Eloïse Wright covers five of the the shorts from day 3 of the Manchester Lift-Off Festival
This was the last night of the Lift-Off film festival, consisting of shorts made exclusively by local filmmakers to Manchester. Managing to meet a portion of them afterwards at the venue and talk about their creations made the whole experience much more vivid, and the prospect of Lift-Off returning to Manchester next year very exciting.
After being victim to an IED (improvised explosive device), Jodie Baxter returns from Afghanistan to her family in the U.K, physically and emotionally damaged. This short succeeds in demonstrating that the cuts made during war are deep, and very rarely heal.
The young woman feels disconnected from the world around her, unable to breach the unfamiliar gap with her husband and feeling hopelessly distant from her adolescent daughter. Soldier Bee is a brutal short, managing to be incredibly well shot yet making the viewer feel constantly anxious and uncomfortable. One scene in particular conveys Jodie’s irrational behaviour, due to having her life now wrecked forever with mentally troubling memories.
Directed by Alex Hardy
Lost in Spring
“When I was six I wanted to be a cook. When I was seven I wanted to be Napoleon. And my ambition has been steadily growing since.”
This quote is shown at the beginning of the short, and resonates throughout as intelligent and shy seven-year-old Rosie is thrown into the lifelong pursuit of purpose.
Her character is built by a mixture of amusing innocence and maturity, a great penguin beanie and red hair. Asked by teacher to prepare a speech to give in front of whole class “What you want to be when you grow up and why”, the short exposes how prematurely the adult world wants children to find their calling. Her speech is hastily made but genuine, finding herself a little out of breath from the stress of wanting to get it over and done with.
After a touching sequence of self-realisation, Rosie tells her class that she wants to be an actress because she can be anybody she wants to be and it makes her smile.

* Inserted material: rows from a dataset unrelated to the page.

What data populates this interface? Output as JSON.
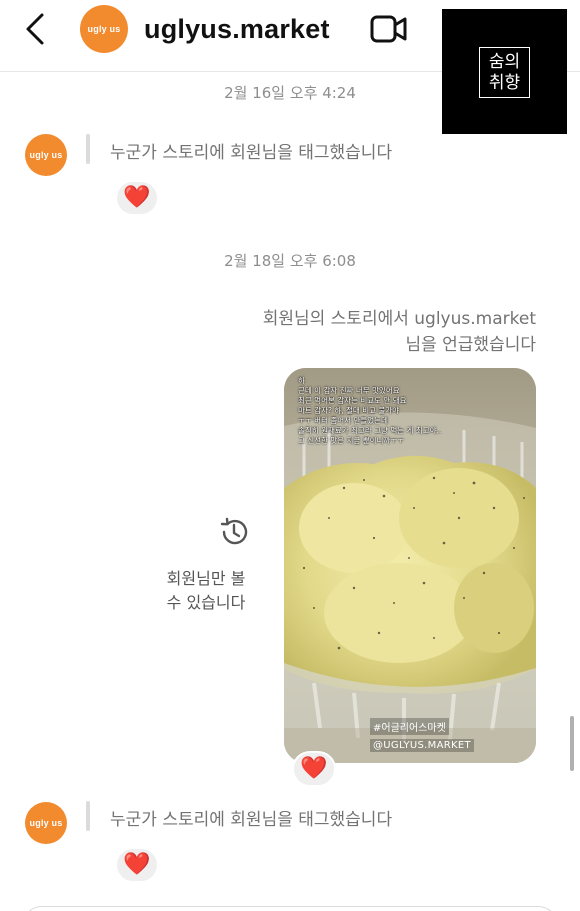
{
  "header": {
    "title": "uglyus.market",
    "avatar_logo": "ugly us",
    "back_icon": "chevron-left-icon",
    "video_icon": "video-camera-icon",
    "brand_badge": {
      "line1": "숨의",
      "line2": "취향"
    }
  },
  "messages": [
    {
      "type": "timestamp",
      "text": "2월 16일 오후 4:24"
    },
    {
      "type": "story_tag",
      "avatar_logo": "ugly us",
      "text": "누군가 스토리에 회원님을 태그했습니다",
      "reaction": "❤️"
    },
    {
      "type": "timestamp",
      "text": "2월 18일 오후 6:08"
    },
    {
      "type": "story_mention",
      "text_line1": "회원님의 스토리에서 uglyus.market",
      "text_line2": "님을 언급했습니다",
      "private_icon": "history-clock-icon",
      "private_line1": "회원님만 볼",
      "private_line2": "수 있습니다",
      "story": {
        "caption": "하\n근데 이 감자 진짜 너무 맛있어요\n최근 먹어본 감자는 비교도 안 돼요\n마트 감자? 하, 절대 비교 불가야\nㅜㅜ 버터 좀어서 만들었는데\n솔직히 원재료가 최고라 그냥 먹는 게 최고야..\n그 신선한 맛은 지금 뿐이니까ㅜㅜ",
        "hashtag": "#어글리어스마켓",
        "handle": "@UGLYUS.MARKET"
      },
      "reaction": "❤️"
    },
    {
      "type": "story_tag",
      "avatar_logo": "ugly us",
      "text": "누군가 스토리에 회원님을 태그했습니다",
      "reaction": "❤️"
    }
  ],
  "colors": {
    "accent": "#f28a2e",
    "heart": "#e0242d",
    "meta": "#8e8e8e"
  }
}
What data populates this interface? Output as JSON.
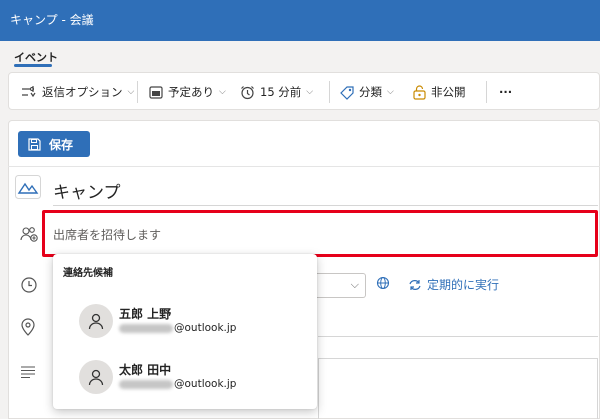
{
  "window": {
    "title": "キャンプ - 会議"
  },
  "tabs": [
    {
      "label": "イベント",
      "active": true
    }
  ],
  "ribbon": {
    "reply_options": "返信オプション",
    "busy_status": "予定あり",
    "reminder": "15 分前",
    "categorize": "分類",
    "private": "非公開",
    "more": "···"
  },
  "form": {
    "save_label": "保存",
    "event_title": "キャンプ",
    "invite_placeholder": "出席者を招待します",
    "recurring_label": "定期的に実行"
  },
  "suggestions": {
    "header": "連絡先候補",
    "contacts": [
      {
        "name": "五郎 上野",
        "email_suffix": "@outlook.jp"
      },
      {
        "name": "太郎 田中",
        "email_suffix": "@outlook.jp"
      }
    ]
  },
  "colors": {
    "accent": "#2f6fb8",
    "highlight_border": "#e6001a"
  },
  "icons": [
    "reply-options-icon",
    "calendar-status-icon",
    "alarm-clock-icon",
    "tag-icon",
    "lock-icon",
    "save-icon",
    "event-title-icon",
    "attendees-icon",
    "clock-icon",
    "location-icon",
    "body-text-icon",
    "globe-icon",
    "recurring-icon",
    "person-icon"
  ]
}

Lost in Spring is a very clever and accurate depiction of how little time we have without worrying about what we aspire to be, but also how Rosie navigates her way through first sentiments of self-doubt and assessment of her own talent.
Directed by Fred Leao Prado Wall
The Sedate Escape
A light-hearted, intricately detailed stop-motion of two comrades from WW2 now in a home, planning their escape from what they think is a prisoner’s camp.
In this comedy, the characters resemble clay, details like the phone, food or the clock are all doll house miniatures, giving the illusion that these might be toys coming to life in a completely non-patronising manner. Definitely becoming a little senile with old age, these two gentlemen are lost in their own world that may be their way of escaping the reality of living in an old folks’ home. Overall, The Sedate Escape is a great addition to the stop-motion genre.
Directed by Joe Dearman
An abstract animation of the colours blue and red, representing many things.
Inspired by cultural ribbon dances and ribbon gymnastics, the ribbons flow with the music, and result in the idea of how opposites complete each other. The blue and the red can be seen as male and female coming together, of calm and energy, passion and control, rational and irrational behaviour.
The convergence of opposites brings to mind Les Mains Libres, a collection of poems by French poet Paul Eluard and illustrations by Man Ray, which celebrates the concavities of women and convexities of men coming together to form a perfect chaos.
Directed by Eldritch Knight
The last short of the festival, Ghosted is a humorous short that encapsulates the themes of love, death and moving on.
We follow Rebecca, maybe in her late twenties or early thirties over dinner at a restaurant take on five dates from online apps, except that her deceased spouse Nigel (played by a wonderful Christien Anholt) haunts each and every one of these attempts at finding companionship. She fails to take these men seriously and through her experiences frames the ridiculousness of how people meet and interact with each other today.
The deceased husband’s ghost will not let her settle, and makes sure that those he deems inadequate have reason to leave. A man across the room seems to be struggling with his own dose of miserable dinner dates too. At the end of a draining evening with quite a desperate contender, Rebecca is quite relieved to be alone, yet it is then that she has the sincerest exchange.
Organically meeting the man across the room, they bond over their ironic inability to connect with anyone they meet over the internet, and sparks seem to fly off the screen. It is on this reassuring note that his deceased wife’s ghost decides to let him give this a chance, and encourages Nigel to do the same.
The ghosts acknowledge no longer needing to be a constant presence haunting them, now at peace with being a memory.
Directed by Neville Pierce